─── Data supplied
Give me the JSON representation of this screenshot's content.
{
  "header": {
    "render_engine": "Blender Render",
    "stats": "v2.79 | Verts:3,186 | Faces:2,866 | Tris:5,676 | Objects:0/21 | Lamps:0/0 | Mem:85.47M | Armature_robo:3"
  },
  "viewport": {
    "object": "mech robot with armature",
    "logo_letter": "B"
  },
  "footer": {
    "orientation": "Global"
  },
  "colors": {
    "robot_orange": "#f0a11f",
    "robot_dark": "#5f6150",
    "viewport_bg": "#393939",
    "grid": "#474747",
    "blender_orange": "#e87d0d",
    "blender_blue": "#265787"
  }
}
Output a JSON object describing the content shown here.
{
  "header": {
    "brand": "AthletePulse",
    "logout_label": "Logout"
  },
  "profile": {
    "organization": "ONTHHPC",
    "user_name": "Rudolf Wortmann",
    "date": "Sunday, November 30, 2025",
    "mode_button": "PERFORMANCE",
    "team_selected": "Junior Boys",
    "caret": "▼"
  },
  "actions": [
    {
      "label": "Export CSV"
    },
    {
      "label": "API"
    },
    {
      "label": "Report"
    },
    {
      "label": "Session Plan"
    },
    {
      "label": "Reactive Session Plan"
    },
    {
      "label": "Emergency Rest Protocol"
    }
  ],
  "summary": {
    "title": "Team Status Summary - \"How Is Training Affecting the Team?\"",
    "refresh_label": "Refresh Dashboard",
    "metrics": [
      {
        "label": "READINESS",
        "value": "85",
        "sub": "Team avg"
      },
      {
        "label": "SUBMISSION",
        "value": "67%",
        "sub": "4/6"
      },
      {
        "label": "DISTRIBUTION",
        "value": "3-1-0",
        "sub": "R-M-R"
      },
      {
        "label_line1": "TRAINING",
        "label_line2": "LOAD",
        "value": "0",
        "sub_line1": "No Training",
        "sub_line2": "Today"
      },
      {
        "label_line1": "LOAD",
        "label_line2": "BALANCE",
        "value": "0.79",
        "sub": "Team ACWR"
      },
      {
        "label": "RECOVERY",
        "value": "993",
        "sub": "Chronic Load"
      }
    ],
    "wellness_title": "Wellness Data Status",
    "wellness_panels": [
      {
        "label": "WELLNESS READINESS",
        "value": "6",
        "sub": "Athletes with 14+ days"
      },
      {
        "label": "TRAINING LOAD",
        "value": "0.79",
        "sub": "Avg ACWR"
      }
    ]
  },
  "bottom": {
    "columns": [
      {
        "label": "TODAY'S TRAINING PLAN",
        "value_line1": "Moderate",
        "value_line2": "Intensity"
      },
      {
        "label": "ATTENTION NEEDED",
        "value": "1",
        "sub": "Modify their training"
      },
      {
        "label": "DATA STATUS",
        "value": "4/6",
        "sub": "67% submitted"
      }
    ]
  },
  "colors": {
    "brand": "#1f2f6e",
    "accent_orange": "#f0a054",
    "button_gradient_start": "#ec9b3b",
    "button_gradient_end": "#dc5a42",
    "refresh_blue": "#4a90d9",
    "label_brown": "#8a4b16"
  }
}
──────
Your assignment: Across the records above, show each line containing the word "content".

Written solution:
Give me the JSON representation of this screenshot's content.
Output a JSON object describing the content shown here.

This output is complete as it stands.